== Problem requirements ==
Report every line below that carries the word "Negative".

== Source material ==

Segment Open

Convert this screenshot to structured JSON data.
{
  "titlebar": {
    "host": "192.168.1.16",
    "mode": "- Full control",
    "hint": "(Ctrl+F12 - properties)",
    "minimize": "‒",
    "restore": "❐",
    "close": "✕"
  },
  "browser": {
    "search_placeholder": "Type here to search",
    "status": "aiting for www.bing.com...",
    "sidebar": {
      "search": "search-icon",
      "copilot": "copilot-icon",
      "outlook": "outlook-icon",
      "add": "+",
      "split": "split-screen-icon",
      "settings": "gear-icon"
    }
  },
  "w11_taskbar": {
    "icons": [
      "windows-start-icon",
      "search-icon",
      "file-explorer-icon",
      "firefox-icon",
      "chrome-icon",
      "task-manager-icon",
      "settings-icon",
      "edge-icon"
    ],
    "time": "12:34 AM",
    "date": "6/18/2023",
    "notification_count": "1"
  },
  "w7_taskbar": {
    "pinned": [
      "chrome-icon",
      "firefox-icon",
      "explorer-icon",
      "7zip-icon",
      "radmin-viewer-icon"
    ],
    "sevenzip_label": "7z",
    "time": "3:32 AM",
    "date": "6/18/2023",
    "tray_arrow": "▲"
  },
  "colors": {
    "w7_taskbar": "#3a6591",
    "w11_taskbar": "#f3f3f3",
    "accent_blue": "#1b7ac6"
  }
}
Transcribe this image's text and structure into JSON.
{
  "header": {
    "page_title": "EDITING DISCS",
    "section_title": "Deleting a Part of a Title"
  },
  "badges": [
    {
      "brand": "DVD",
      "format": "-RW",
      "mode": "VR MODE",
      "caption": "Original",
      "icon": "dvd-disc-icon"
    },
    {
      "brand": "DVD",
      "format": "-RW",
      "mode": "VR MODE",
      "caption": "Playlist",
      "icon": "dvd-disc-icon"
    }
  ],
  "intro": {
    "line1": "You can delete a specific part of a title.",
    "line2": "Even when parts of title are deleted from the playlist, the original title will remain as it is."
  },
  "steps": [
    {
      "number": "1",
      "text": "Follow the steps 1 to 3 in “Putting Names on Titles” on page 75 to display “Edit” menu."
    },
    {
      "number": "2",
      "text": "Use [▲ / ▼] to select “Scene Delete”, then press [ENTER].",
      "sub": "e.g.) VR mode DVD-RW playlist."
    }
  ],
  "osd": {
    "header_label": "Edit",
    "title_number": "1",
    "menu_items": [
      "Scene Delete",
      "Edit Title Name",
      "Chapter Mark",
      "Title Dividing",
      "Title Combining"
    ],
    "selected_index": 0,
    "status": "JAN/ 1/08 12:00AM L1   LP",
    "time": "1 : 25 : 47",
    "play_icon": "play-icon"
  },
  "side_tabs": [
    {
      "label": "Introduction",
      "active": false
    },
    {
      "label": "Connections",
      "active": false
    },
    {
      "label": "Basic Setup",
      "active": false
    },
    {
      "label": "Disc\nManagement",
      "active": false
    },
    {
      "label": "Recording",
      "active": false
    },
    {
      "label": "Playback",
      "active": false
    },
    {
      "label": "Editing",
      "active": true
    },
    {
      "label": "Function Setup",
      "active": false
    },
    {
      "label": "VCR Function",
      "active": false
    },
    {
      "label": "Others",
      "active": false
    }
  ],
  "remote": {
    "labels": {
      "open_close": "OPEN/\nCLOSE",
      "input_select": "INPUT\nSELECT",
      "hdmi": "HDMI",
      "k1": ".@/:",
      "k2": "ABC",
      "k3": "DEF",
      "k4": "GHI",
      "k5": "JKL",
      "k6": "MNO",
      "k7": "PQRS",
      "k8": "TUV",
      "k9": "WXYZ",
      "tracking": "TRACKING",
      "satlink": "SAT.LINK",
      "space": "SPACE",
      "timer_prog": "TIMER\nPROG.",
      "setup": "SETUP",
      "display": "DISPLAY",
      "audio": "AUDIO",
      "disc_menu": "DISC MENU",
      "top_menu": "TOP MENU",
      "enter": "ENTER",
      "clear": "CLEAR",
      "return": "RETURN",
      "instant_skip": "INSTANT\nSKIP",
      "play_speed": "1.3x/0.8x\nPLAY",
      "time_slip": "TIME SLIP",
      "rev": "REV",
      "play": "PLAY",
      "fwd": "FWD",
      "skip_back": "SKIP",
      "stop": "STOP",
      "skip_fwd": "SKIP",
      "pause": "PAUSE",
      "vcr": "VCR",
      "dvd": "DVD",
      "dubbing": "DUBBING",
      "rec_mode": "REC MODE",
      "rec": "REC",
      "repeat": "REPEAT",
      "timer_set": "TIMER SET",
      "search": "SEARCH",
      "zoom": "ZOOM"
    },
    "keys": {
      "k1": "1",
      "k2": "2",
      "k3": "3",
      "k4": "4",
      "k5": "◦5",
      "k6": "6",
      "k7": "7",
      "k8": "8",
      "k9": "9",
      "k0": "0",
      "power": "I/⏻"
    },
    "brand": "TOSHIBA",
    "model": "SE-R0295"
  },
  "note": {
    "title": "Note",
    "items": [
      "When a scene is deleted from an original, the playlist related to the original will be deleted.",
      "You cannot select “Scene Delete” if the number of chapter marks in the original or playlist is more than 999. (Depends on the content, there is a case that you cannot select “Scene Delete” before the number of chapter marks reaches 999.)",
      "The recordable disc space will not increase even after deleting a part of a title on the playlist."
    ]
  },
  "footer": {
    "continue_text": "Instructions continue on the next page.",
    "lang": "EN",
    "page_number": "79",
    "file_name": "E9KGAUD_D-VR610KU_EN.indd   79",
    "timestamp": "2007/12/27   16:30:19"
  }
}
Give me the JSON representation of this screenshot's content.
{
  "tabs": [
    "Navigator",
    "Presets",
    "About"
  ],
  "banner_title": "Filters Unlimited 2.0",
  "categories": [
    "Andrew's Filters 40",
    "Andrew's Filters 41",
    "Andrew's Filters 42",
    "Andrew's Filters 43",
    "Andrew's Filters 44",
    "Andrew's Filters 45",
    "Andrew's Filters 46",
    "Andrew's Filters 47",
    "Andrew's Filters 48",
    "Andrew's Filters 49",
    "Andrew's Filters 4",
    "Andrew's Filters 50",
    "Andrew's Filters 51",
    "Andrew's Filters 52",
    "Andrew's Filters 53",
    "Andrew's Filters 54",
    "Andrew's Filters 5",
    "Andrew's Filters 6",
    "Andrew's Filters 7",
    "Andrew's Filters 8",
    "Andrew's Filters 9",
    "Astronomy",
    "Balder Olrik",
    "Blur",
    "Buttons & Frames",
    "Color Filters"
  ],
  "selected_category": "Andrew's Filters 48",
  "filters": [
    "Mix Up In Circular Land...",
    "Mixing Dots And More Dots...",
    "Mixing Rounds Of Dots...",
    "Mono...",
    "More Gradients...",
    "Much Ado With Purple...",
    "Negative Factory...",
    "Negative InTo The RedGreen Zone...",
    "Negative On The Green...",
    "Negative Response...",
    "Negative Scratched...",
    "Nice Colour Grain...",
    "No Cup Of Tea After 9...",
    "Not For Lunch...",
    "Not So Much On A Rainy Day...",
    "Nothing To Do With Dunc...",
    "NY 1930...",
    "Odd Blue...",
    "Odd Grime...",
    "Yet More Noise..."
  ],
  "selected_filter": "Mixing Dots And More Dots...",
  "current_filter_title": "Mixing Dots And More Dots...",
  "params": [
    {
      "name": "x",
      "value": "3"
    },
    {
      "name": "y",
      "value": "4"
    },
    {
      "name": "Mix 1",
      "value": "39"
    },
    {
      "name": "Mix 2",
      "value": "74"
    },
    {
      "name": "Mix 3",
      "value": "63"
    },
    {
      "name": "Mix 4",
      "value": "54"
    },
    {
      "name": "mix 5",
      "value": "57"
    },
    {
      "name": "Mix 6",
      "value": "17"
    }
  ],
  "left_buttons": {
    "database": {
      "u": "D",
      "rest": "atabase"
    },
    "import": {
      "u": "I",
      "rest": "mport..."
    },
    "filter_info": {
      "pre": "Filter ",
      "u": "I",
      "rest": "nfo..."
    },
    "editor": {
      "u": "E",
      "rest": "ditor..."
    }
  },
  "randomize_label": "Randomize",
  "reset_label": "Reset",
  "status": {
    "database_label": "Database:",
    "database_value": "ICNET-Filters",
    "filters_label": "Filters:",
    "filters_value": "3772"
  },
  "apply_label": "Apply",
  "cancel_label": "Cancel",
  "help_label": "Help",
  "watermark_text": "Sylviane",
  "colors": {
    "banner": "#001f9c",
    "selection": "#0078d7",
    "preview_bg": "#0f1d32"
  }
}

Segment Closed

== The completed task ==
    "Negative Factory...",
    "Negative InTo The RedGreen Zone...",
    "Negative On The Green...",
    "Negative Response...",
    "Negative Scratched...",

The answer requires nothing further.